Your species is arrogant. You think you have the right to change this planet for your benefit - and for your benefit alone. Look at what you have done: You pollute the air; you dump industrial wastes into rivers; your indestructible plastics strangle life in the oceans; you burn and cut down forests for personal need and corporate greed; you shrink animal habitats, making it impossible for birds and butterflies to complete their annual migrations; and you melt glaciers and the arctic cap because you love gas-guzzling cars more than you care about polar bears and arctic seals. I can go on and on but you get the gist of what I'm saying. Your species can do amazing things but you don't respect the planet enough. This is the only planet we have. There is only one of its kind. Don't ruin it.
The President did not like being lectured to; he was accustomed to being in charge. His allergies were bothering him again so he raised his faceguard, extracted two tissues from a box offered by his trusted aide and wiped his leaky nose. "Well listen to me, corona-what's-your-name, I think you are a pessimist, and besides, you have no right to talk to me in this demeaning way. I am president of China. I'm leaving."
Just one more minute of your time, Mr. President. Quite frankly, I see a dismal future for your species. I see a great deal of pain - not in the distant future - but in your lifetime - and climate change will be the catalyst. I see rising oceans swamping coastal areas; I see frightening fires and destructive, unseasonable storms; I see extinction of more and more species; I see wholesale extinction of bats and bees, your pollinators; I see a desperate shortage of food and fresh water; I see hordes of migrating humans seeking refuge - only to be turned away by the military might of the haves; I see armed conflicts between countries of the world because your species cannot understand that earth's resources should be shared by all.
Here is one possible scenario. The disastrous effects of climate change may cause a sharp decline in sapiens, but the society that emerges from this catastrophe will not be egalitarian. There will be an ugly division between the haves and the have-nots. A minority - the elite - will have total power, live in fortified enclaves and enjoy what remains of the earth's resources. The vast majority will be disenfranchised and …
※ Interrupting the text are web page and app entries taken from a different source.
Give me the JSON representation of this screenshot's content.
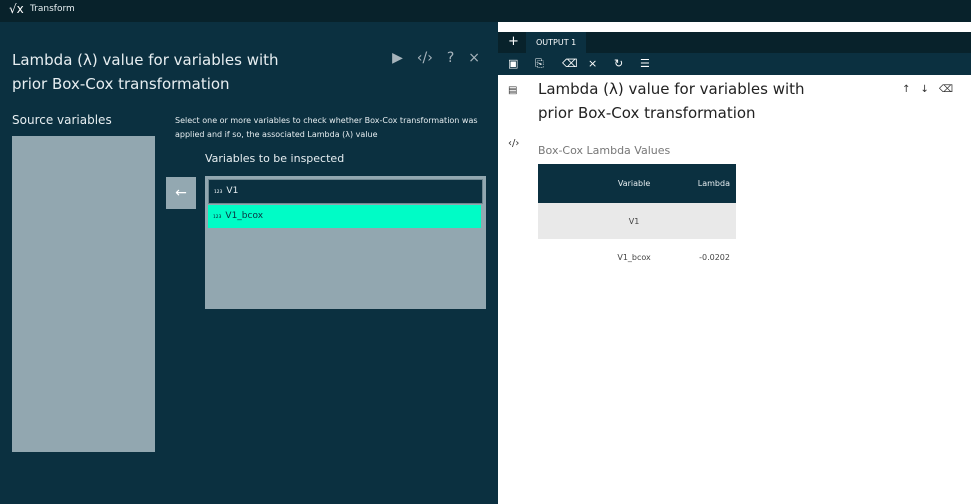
{
  "app": {
    "title": "Transform"
  },
  "dialog": {
    "heading": "Lambda (λ) value for variables with prior Box-Cox transformation",
    "tools": {
      "run": "▶",
      "code": "‹/›",
      "help": "?",
      "close": "×"
    },
    "source_label": "Source variables",
    "description": "Select one or more variables to check whether Box-Cox transformation was applied and if so, the associated Lambda (λ) value",
    "vars_label": "Variables to be inspected",
    "arrow": "←",
    "variables": [
      {
        "icon": "₁₂₃",
        "name": "V1"
      },
      {
        "icon": "₁₂₃",
        "name": "V1_bcox"
      }
    ]
  },
  "output": {
    "tab_label": "OUTPUT 1",
    "add": "+",
    "title": "Lambda (λ) value for variables with prior Box-Cox transformation",
    "subtitle": "Box-Cox Lambda Values",
    "table": {
      "headers": [
        "",
        "Variable",
        "Lambda"
      ],
      "rows": [
        {
          "variable": "V1",
          "lambda": ""
        },
        {
          "variable": "V1_bcox",
          "lambda": "-0.0202"
        }
      ]
    }
  }
}
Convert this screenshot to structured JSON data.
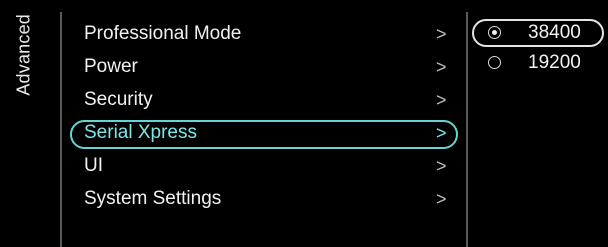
{
  "section": {
    "title": "Advanced"
  },
  "menu": {
    "items": [
      {
        "label": "Professional Mode"
      },
      {
        "label": "Power"
      },
      {
        "label": "Security"
      },
      {
        "label": "Serial Xpress"
      },
      {
        "label": "UI"
      },
      {
        "label": "System Settings"
      }
    ],
    "selected_index": 3,
    "chevron": ">"
  },
  "options": {
    "items": [
      {
        "value": "38400",
        "checked": true
      },
      {
        "value": "19200",
        "checked": false
      }
    ]
  },
  "colors": {
    "background": "#000000",
    "accent": "#63d4d7",
    "text": "#f2f2f2",
    "divider": "#5a5a5a"
  }
}
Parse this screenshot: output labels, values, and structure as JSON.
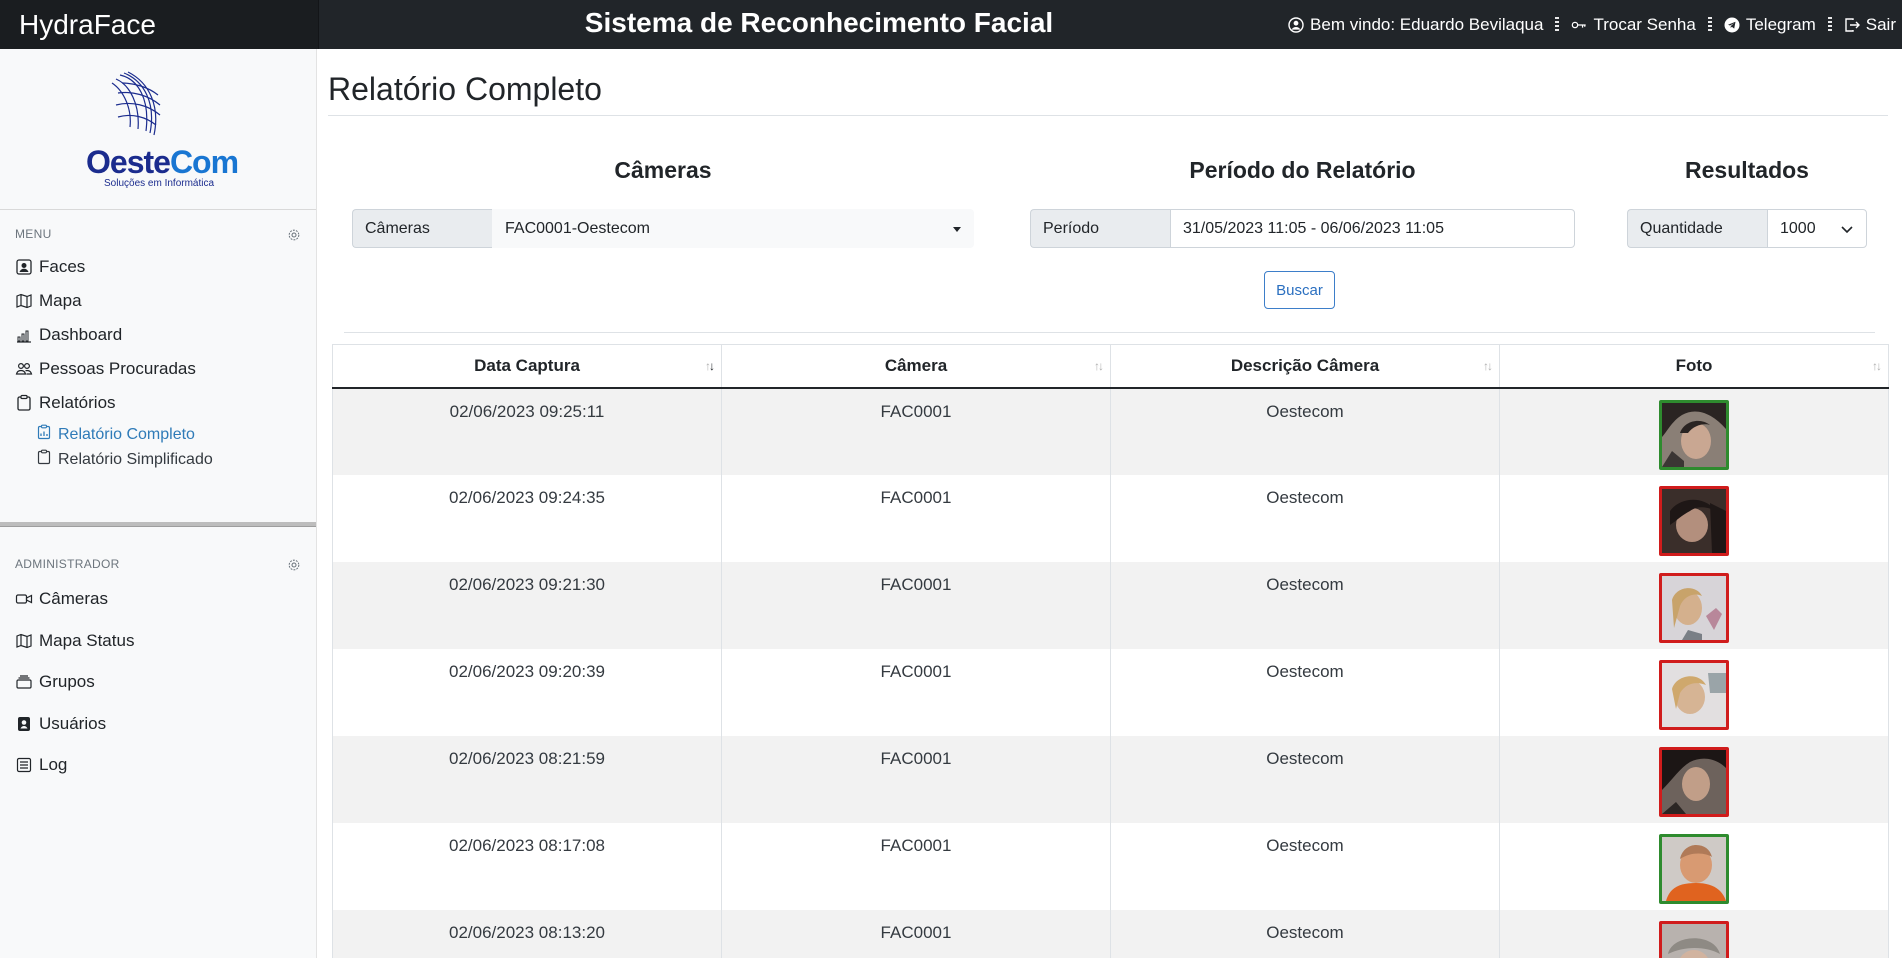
{
  "brand": "HydraFace",
  "app_title": "Sistema de Reconhecimento Facial",
  "topnav": {
    "welcome": "Bem vindo: Eduardo Bevilaqua",
    "change_password": "Trocar Senha",
    "telegram": "Telegram",
    "logout": "Sair"
  },
  "logo": {
    "word_a": "Oeste",
    "word_b": "Com",
    "tagline": "Soluções em Informática"
  },
  "sidebar": {
    "menu_header": "MENU",
    "menu_items": [
      {
        "label": "Faces",
        "icon": "person-badge-icon"
      },
      {
        "label": "Mapa",
        "icon": "map-icon"
      },
      {
        "label": "Dashboard",
        "icon": "bar-chart-icon"
      },
      {
        "label": "Pessoas Procuradas",
        "icon": "people-icon"
      },
      {
        "label": "Relatórios",
        "icon": "clipboard-icon"
      }
    ],
    "sub_items": [
      {
        "label": "Relatório Completo",
        "active": true
      },
      {
        "label": "Relatório Simplificado",
        "active": false
      }
    ],
    "admin_header": "ADMINISTRADOR",
    "admin_items": [
      {
        "label": "Câmeras",
        "icon": "camera-video-icon"
      },
      {
        "label": "Mapa Status",
        "icon": "map-icon"
      },
      {
        "label": "Grupos",
        "icon": "collection-icon"
      },
      {
        "label": "Usuários",
        "icon": "person-square-icon"
      },
      {
        "label": "Log",
        "icon": "journal-icon"
      }
    ]
  },
  "page": {
    "title": "Relatório Completo"
  },
  "filters": {
    "cameras": {
      "heading": "Câmeras",
      "label": "Câmeras",
      "value": "FAC0001-Oestecom"
    },
    "period": {
      "heading": "Período do Relatório",
      "label": "Período",
      "value": "31/05/2023 11:05 - 06/06/2023 11:05"
    },
    "results": {
      "heading": "Resultados",
      "label": "Quantidade",
      "value": "1000"
    },
    "search_button": "Buscar"
  },
  "table": {
    "columns": [
      "Data Captura",
      "Câmera",
      "Descrição Câmera",
      "Foto"
    ],
    "rows": [
      {
        "date": "02/06/2023 09:25:11",
        "camera": "FAC0001",
        "description": "Oestecom",
        "match": "green"
      },
      {
        "date": "02/06/2023 09:24:35",
        "camera": "FAC0001",
        "description": "Oestecom",
        "match": "red"
      },
      {
        "date": "02/06/2023 09:21:30",
        "camera": "FAC0001",
        "description": "Oestecom",
        "match": "red"
      },
      {
        "date": "02/06/2023 09:20:39",
        "camera": "FAC0001",
        "description": "Oestecom",
        "match": "red"
      },
      {
        "date": "02/06/2023 08:21:59",
        "camera": "FAC0001",
        "description": "Oestecom",
        "match": "red"
      },
      {
        "date": "02/06/2023 08:17:08",
        "camera": "FAC0001",
        "description": "Oestecom",
        "match": "green"
      },
      {
        "date": "02/06/2023 08:13:20",
        "camera": "FAC0001",
        "description": "Oestecom",
        "match": "red"
      }
    ]
  },
  "colors": {
    "topbar": "#212529",
    "accent_link": "#2f7bb8",
    "match_green": "#2e8b2e",
    "match_red": "#d01c1c"
  }
}
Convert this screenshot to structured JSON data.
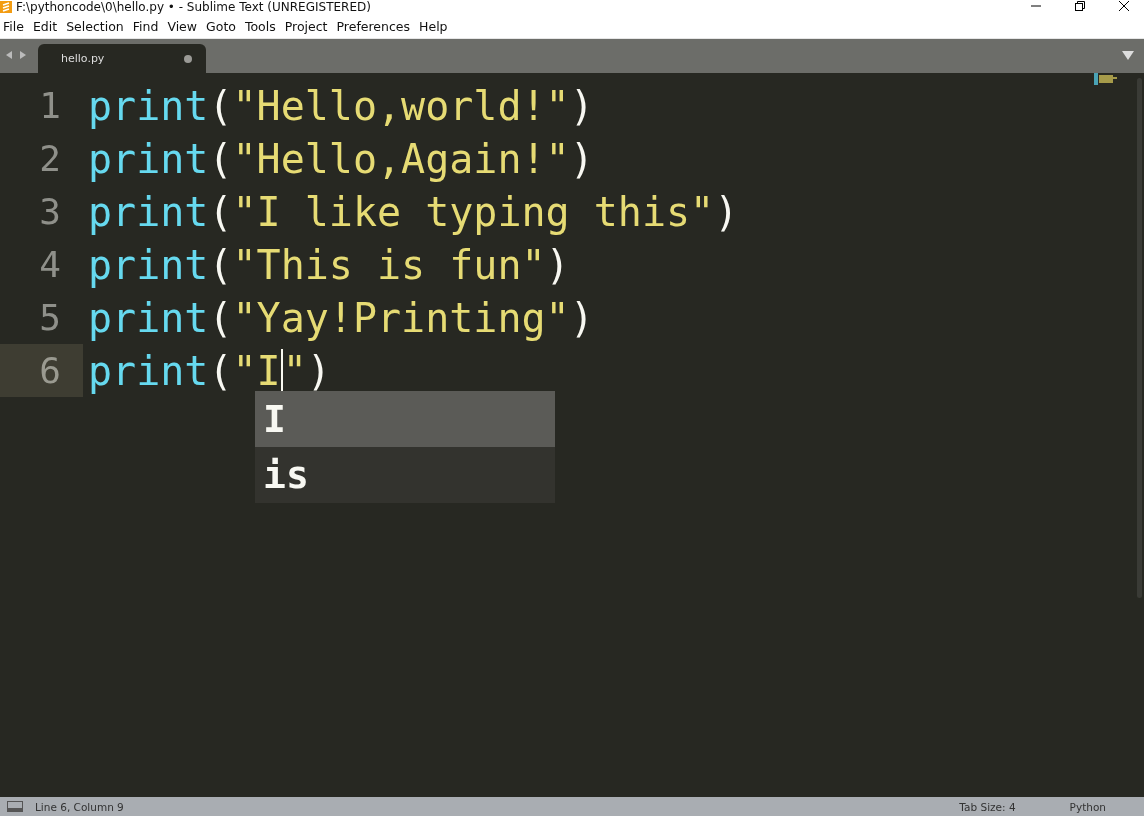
{
  "window": {
    "title": "F:\\pythoncode\\0\\hello.py • - Sublime Text (UNREGISTERED)"
  },
  "menu": [
    "File",
    "Edit",
    "Selection",
    "Find",
    "View",
    "Goto",
    "Tools",
    "Project",
    "Preferences",
    "Help"
  ],
  "tabs": [
    {
      "label": "hello.py",
      "selected": true,
      "modified": true
    }
  ],
  "editor": {
    "lines": [
      {
        "number": "1",
        "current": false,
        "tokens": [
          {
            "kind": "function",
            "text": "print"
          },
          {
            "kind": "punctuation",
            "text": "("
          },
          {
            "kind": "string",
            "text": "\"Hello,world!\""
          },
          {
            "kind": "punctuation",
            "text": ")"
          }
        ]
      },
      {
        "number": "2",
        "current": false,
        "tokens": [
          {
            "kind": "function",
            "text": "print"
          },
          {
            "kind": "punctuation",
            "text": "("
          },
          {
            "kind": "string",
            "text": "\"Hello,Again!\""
          },
          {
            "kind": "punctuation",
            "text": ")"
          }
        ]
      },
      {
        "number": "3",
        "current": false,
        "tokens": [
          {
            "kind": "function",
            "text": "print"
          },
          {
            "kind": "punctuation",
            "text": "("
          },
          {
            "kind": "string",
            "text": "\"I like typing this\""
          },
          {
            "kind": "punctuation",
            "text": ")"
          }
        ]
      },
      {
        "number": "4",
        "current": false,
        "tokens": [
          {
            "kind": "function",
            "text": "print"
          },
          {
            "kind": "punctuation",
            "text": "("
          },
          {
            "kind": "string",
            "text": "\"This is fun\""
          },
          {
            "kind": "punctuation",
            "text": ")"
          }
        ]
      },
      {
        "number": "5",
        "current": false,
        "tokens": [
          {
            "kind": "function",
            "text": "print"
          },
          {
            "kind": "punctuation",
            "text": "("
          },
          {
            "kind": "string",
            "text": "\"Yay!Printing\""
          },
          {
            "kind": "punctuation",
            "text": ")"
          }
        ]
      },
      {
        "number": "6",
        "current": true,
        "tokens": [
          {
            "kind": "function",
            "text": "print"
          },
          {
            "kind": "punctuation",
            "text": "("
          },
          {
            "kind": "string",
            "text": "\"I"
          },
          {
            "kind": "caret"
          },
          {
            "kind": "string",
            "text": "\""
          },
          {
            "kind": "punctuation",
            "text": ")"
          }
        ]
      }
    ],
    "autocomplete": [
      {
        "label": "I",
        "selected": true
      },
      {
        "label": "is",
        "selected": false
      }
    ]
  },
  "status_bar": {
    "position": "Line 6, Column 9",
    "tab_size": "Tab Size: 4",
    "syntax": "Python"
  }
}
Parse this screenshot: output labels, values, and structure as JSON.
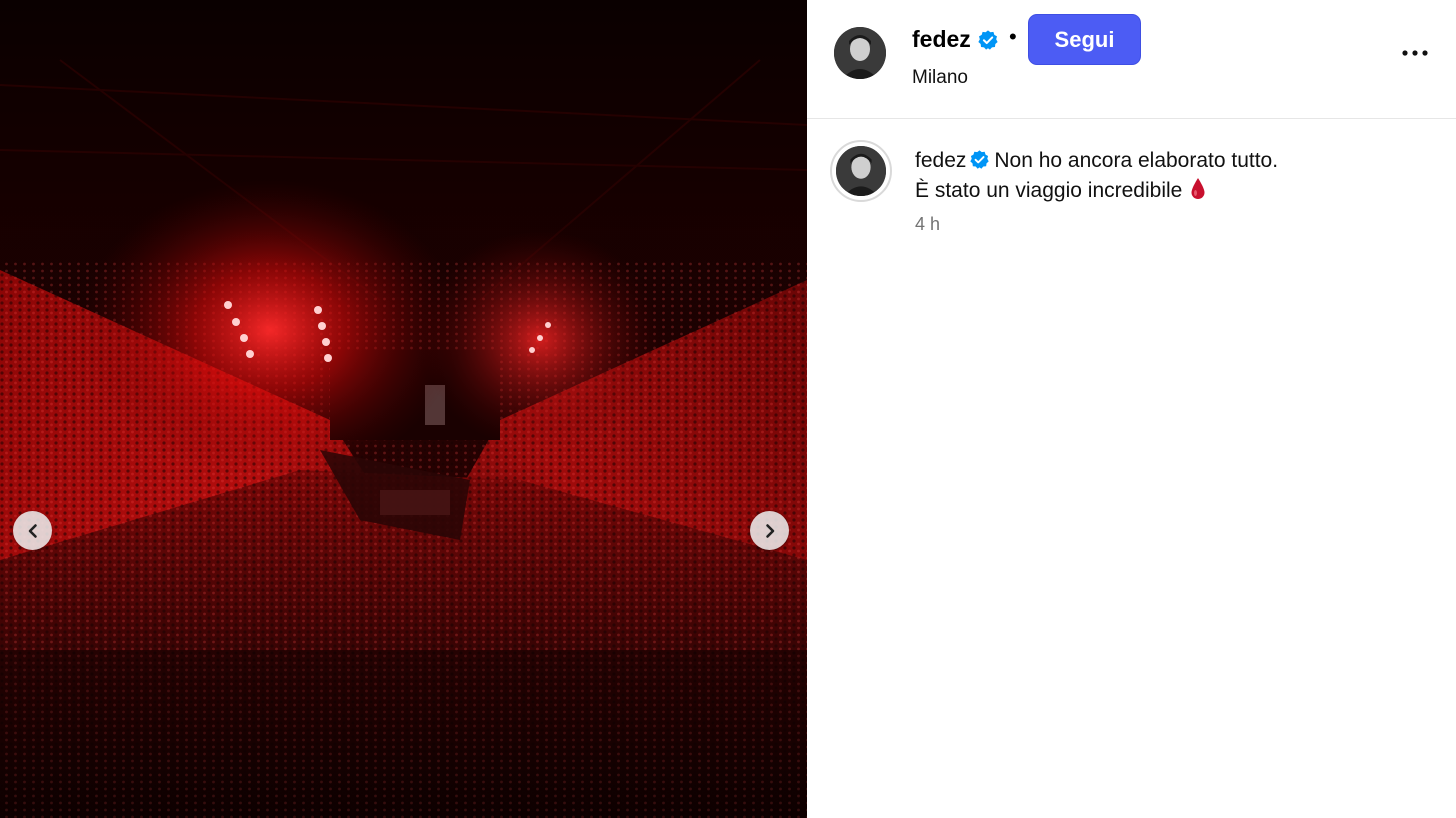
{
  "media": {
    "description_icon": "concert-arena-photo",
    "prev_icon": "chevron-left-icon",
    "next_icon": "chevron-right-icon"
  },
  "header": {
    "username": "fedez",
    "verified": true,
    "separator": "•",
    "follow_label": "Segui",
    "location": "Milano",
    "more_icon": "more-horizontal-icon"
  },
  "caption": {
    "username": "fedez",
    "line1": "Non ho ancora elaborato tutto.",
    "line2": "È stato un viaggio incredibile",
    "emoji": "drop-of-blood-icon",
    "timestamp": "4 h"
  },
  "colors": {
    "follow_button": "#4c5cf4",
    "verified_badge": "#0095f6",
    "stage_light": "#ff1a1a",
    "timestamp": "#737373"
  }
}
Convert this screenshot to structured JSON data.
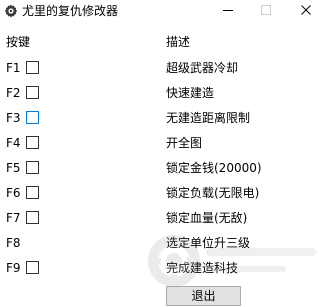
{
  "window": {
    "title": "尤里的复仇修改器"
  },
  "columns": {
    "hotkey_header": "按键",
    "desc_header": "描述"
  },
  "rows": [
    {
      "key": "F1",
      "desc": "超级武器冷却",
      "has_checkbox": true
    },
    {
      "key": "F2",
      "desc": "快速建造",
      "has_checkbox": true
    },
    {
      "key": "F3",
      "desc": "无建造距离限制",
      "has_checkbox": true
    },
    {
      "key": "F4",
      "desc": "开全图",
      "has_checkbox": true
    },
    {
      "key": "F5",
      "desc": "锁定金钱(20000)",
      "has_checkbox": true
    },
    {
      "key": "F6",
      "desc": "锁定负载(无限电)",
      "has_checkbox": true
    },
    {
      "key": "F7",
      "desc": "锁定血量(无敌)",
      "has_checkbox": true
    },
    {
      "key": "F8",
      "desc": "选定单位升三级",
      "has_checkbox": false
    },
    {
      "key": "F9",
      "desc": "完成建造科技",
      "has_checkbox": true
    }
  ],
  "buttons": {
    "exit": "退出"
  },
  "icons": {
    "app": "gear-icon",
    "minimize": "minimize-icon",
    "maximize": "maximize-icon",
    "close": "close-icon"
  },
  "colors": {
    "focus_checkbox_border": "#0078d7",
    "button_face": "#e1e1e1"
  }
}
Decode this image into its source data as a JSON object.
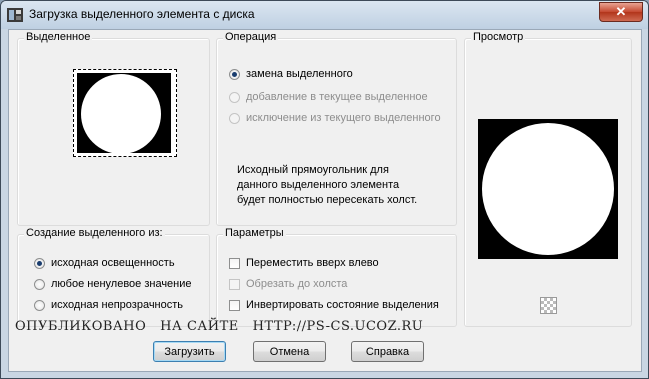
{
  "window": {
    "title": "Загрузка выделенного элемента с диска",
    "close_label": "✕"
  },
  "selection_group": {
    "legend": "Выделенное"
  },
  "operation_group": {
    "legend": "Операция",
    "options": [
      {
        "label": "замена выделенного",
        "selected": true,
        "enabled": true
      },
      {
        "label": "добавление в текущее выделенное",
        "selected": false,
        "enabled": false
      },
      {
        "label": "исключение из текущего выделенного",
        "selected": false,
        "enabled": false
      }
    ],
    "info": [
      "Исходный прямоугольник для",
      "данного выделенного элемента",
      "будет полностью пересекать холст."
    ]
  },
  "preview_group": {
    "legend": "Просмотр"
  },
  "create_from_group": {
    "legend": "Создание выделенного из:",
    "options": [
      {
        "label": "исходная освещенность",
        "selected": true
      },
      {
        "label": "любое ненулевое значение",
        "selected": false
      },
      {
        "label": "исходная непрозрачность",
        "selected": false
      }
    ]
  },
  "params_group": {
    "legend": "Параметры",
    "options": [
      {
        "label": "Переместить вверх влево",
        "checked": false,
        "enabled": true
      },
      {
        "label": "Обрезать до холста",
        "checked": false,
        "enabled": false
      },
      {
        "label": "Инвертировать состояние выделения",
        "checked": false,
        "enabled": true
      }
    ]
  },
  "watermark": "ОПУБЛИКОВАНО   НА САЙТЕ   HTTP://PS-CS.UCOZ.RU",
  "buttons": {
    "load": "Загрузить",
    "cancel": "Отмена",
    "help": "Справка"
  },
  "icons": {
    "app": "photoshop-app-icon",
    "transparency": "transparency-checkerboard-icon"
  }
}
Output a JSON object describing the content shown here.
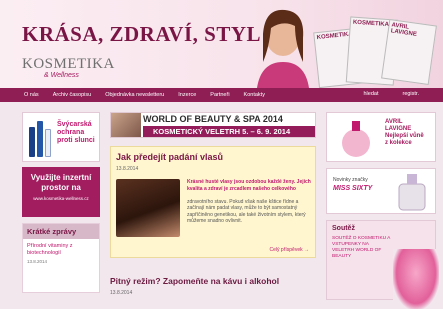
{
  "header": {
    "tagline": "KRÁSA, ZDRAVÍ, STYL",
    "logo": "KOSMETIKA",
    "logo_sub": "& Wellness",
    "magazines": [
      "KOSMETIKA",
      "KOSMETIKA",
      "AVRIL LAVIGNE"
    ]
  },
  "nav": {
    "items": [
      "O nás",
      "Archiv časopisu",
      "Objednávka newsletteru",
      "Inzerce",
      "Partneři",
      "Kontakty"
    ],
    "right": [
      "hledat",
      "registr."
    ]
  },
  "left": {
    "ad_text": "Švýcarská ochrana proti slunci",
    "promo_main": "Využijte inzertní prostor na",
    "promo_sub": "www.kosmetika-wellness.cz",
    "news_head": "Krátké zprávy",
    "news_title": "Přírodní vitaminy z biotechnologií",
    "news_date": "13.8.2014"
  },
  "banner": {
    "top": "WORLD OF BEAUTY & SPA 2014",
    "bottom": "KOSMETICKÝ VELETRH   5. – 6. 9. 2014"
  },
  "article": {
    "title": "Jak předejít padání vlasů",
    "meta": "13.8.2014",
    "lead": "Krásné husté vlasy jsou ozdobou každé ženy. Jejich kvalita a zdraví je zrcadlem našeho celkového",
    "body": "zdravotního stavu. Pokud však naše kštice řídne a začínají nám padat vlasy, může to být samostatný zapříčiněno genetikou, ale také životním stylem, který můžeme snadno ovlivnit.",
    "more": "Celý příspěvek →"
  },
  "article2": {
    "title": "Pitný režim? Zapomeňte na kávu i alkohol",
    "meta": "13.8.2014"
  },
  "right": {
    "box1_lines": [
      "AVRIL",
      "LAVIGNE",
      "Nejlepší vůně",
      "z kolekce"
    ],
    "box2_label": "Novinky značky",
    "box2_brand": "MISS SIXTY",
    "box3_head": "Soutěž",
    "box3_text": "SOUTĚŽ O KOSMETIKU A VSTUPENKY NA VELETRH WORLD OF BEAUTY"
  }
}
"Stop! Stop!" interrupted President Xi, "Stop your histrionic rantings, stop this ridiculous nonsense." The President did not like this sort of talk; it reminded him of feudal China, the China of his great-grandparents. President Xi was angry; his plan for a brief imperial visit to this top-secret, level-4, Biohazard laboratory was being thwarted by this pesky non-entity. He was going to make a speedy exit.
Covid-25 took a deep breath. Just one more thing, Mr. President. My family is not concerned about what happens in the next two or three decades. We are more concerned about what will happen by the end of this century.
The President's attention suddenly perked up and he asked, "What's that?"
The planet will survive. It will be different. There may be no mammals on earth but some insect species may survive. Life has a way of going on. There will be a new cycle of evolution.
"Impossible, what rubbish. I'm going," shouted Xi, and with that he stalked off in a huff, little knowing that one of my companions had made her way into the President's nasal cavity, and that he would be the first victim of the 2025 pandemic.
Contributor Mahendra Ranchod is a pathologist in Palo Alto, CA. His concern for the future of our planet, and frustration at our tardiness in addressing the most important issue of our time, impelled him to some "emergency gardening" during which he imagined the dialogue given above. Used with his permission.